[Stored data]
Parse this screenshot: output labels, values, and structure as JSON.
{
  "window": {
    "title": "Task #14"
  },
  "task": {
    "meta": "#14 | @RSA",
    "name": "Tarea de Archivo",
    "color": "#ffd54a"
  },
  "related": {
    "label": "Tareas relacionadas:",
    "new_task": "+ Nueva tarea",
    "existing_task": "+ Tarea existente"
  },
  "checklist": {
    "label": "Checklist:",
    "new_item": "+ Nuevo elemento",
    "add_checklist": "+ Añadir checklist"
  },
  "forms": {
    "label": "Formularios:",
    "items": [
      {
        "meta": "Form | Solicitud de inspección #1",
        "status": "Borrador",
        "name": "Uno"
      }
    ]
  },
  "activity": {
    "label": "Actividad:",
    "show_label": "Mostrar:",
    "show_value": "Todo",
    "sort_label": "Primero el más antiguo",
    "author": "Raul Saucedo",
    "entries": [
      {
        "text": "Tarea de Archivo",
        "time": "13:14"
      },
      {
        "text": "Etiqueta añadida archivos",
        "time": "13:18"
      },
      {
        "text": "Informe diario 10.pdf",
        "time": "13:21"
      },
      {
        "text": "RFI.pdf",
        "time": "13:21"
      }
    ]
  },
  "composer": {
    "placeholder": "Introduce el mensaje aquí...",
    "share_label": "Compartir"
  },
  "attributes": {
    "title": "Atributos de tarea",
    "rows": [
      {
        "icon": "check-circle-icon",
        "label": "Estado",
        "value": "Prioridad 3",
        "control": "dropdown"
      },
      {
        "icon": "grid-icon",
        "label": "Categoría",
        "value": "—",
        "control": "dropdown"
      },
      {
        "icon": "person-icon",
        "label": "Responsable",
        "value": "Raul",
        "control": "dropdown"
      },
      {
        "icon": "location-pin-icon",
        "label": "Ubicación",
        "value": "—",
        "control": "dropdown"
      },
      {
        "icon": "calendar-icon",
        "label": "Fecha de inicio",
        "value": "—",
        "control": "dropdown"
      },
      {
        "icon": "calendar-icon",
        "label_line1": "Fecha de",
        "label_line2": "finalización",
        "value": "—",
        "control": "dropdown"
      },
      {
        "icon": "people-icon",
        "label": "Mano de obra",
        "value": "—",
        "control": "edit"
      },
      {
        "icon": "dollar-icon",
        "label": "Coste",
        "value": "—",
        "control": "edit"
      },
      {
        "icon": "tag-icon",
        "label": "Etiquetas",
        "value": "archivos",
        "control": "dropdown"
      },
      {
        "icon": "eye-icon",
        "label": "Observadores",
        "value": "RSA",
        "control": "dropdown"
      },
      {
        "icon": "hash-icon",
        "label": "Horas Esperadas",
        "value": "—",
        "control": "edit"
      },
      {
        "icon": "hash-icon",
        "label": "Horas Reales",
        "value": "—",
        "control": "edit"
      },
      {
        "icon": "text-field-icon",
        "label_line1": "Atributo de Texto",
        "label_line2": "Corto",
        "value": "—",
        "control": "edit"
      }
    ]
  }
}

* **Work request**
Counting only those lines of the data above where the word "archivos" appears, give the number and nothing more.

* **Answer to this task**
2